* **ACTION ITEM**
Find every line of the listing below where "volume" appears, and copy it.

*** Opening RECORDS FOR THIS EXERCISE ***

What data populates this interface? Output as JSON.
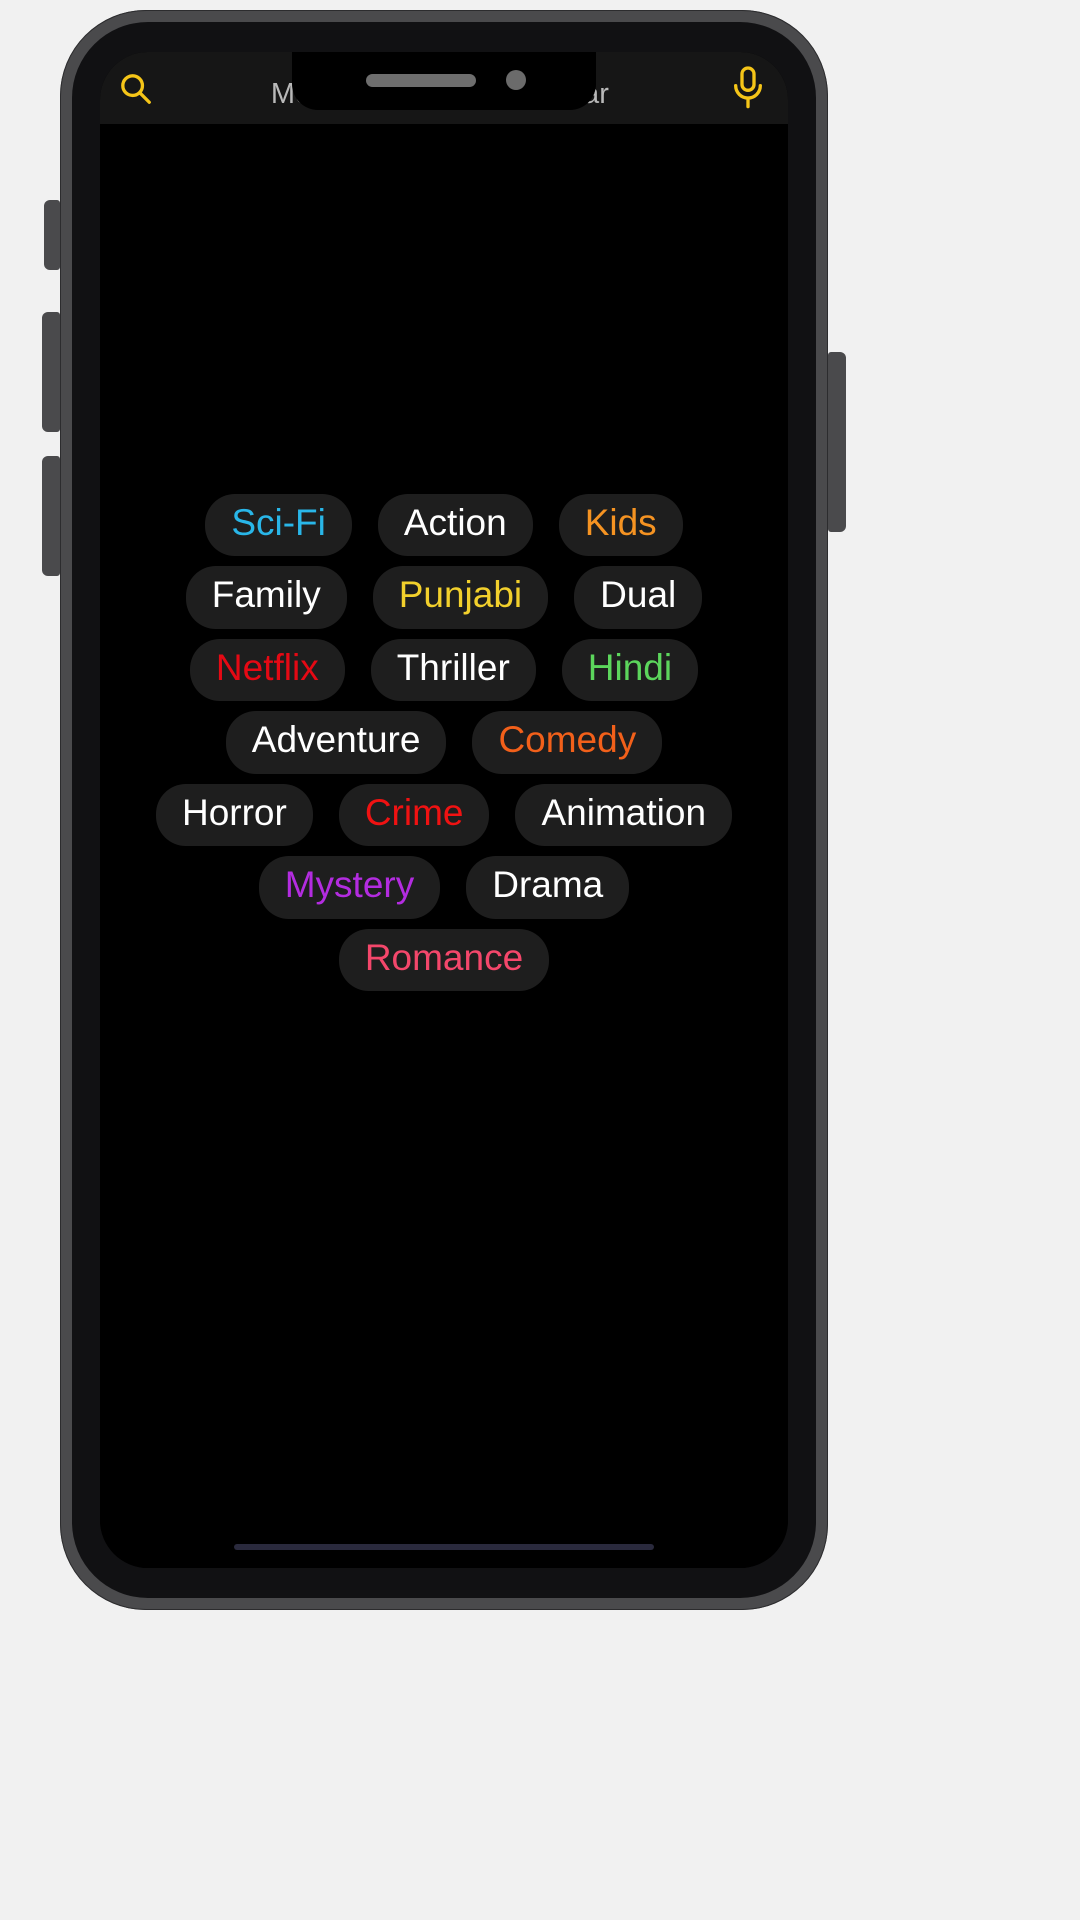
{
  "app": {
    "screen_background": "#000000",
    "chip_background": "#1e1e1e"
  },
  "search": {
    "placeholder": "Movie Name/ Genre/ Year",
    "value": "",
    "search_icon": "search-icon",
    "mic_icon": "microphone-icon",
    "icon_color": "#f5c518",
    "bar_background": "#161616",
    "placeholder_color": "#b9b9b9"
  },
  "notch": {
    "speaker": "earpiece-speaker",
    "camera": "front-camera"
  },
  "hardware": {
    "mute_switch": "mute-switch",
    "volume_up": "volume-up-button",
    "volume_down": "volume-down-button",
    "power": "power-button"
  },
  "chips": {
    "rows": [
      [
        {
          "label": "Sci-Fi",
          "color": "#29b6e8"
        },
        {
          "label": "Action",
          "color": "#ffffff"
        },
        {
          "label": "Kids",
          "color": "#f59322"
        }
      ],
      [
        {
          "label": "Family",
          "color": "#ffffff"
        },
        {
          "label": "Punjabi",
          "color": "#f2d02c"
        },
        {
          "label": "Dual",
          "color": "#ffffff"
        }
      ],
      [
        {
          "label": "Netflix",
          "color": "#e50914"
        },
        {
          "label": "Thriller",
          "color": "#ffffff"
        },
        {
          "label": "Hindi",
          "color": "#5cd65c"
        }
      ],
      [
        {
          "label": "Adventure",
          "color": "#ffffff"
        },
        {
          "label": "Comedy",
          "color": "#f2601a"
        }
      ],
      [
        {
          "label": "Horror",
          "color": "#ffffff"
        },
        {
          "label": "Crime",
          "color": "#f01212"
        },
        {
          "label": "Animation",
          "color": "#ffffff"
        }
      ],
      [
        {
          "label": "Mystery",
          "color": "#b32ce0"
        },
        {
          "label": "Drama",
          "color": "#ffffff"
        }
      ],
      [
        {
          "label": "Romance",
          "color": "#f4476b"
        }
      ]
    ]
  },
  "system": {
    "home_indicator": "home-indicator"
  }
}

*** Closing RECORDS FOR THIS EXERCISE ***

* **RESPONSE BOX**
    "volume_up": "volume-up-button",
    "volume_down": "volume-down-button",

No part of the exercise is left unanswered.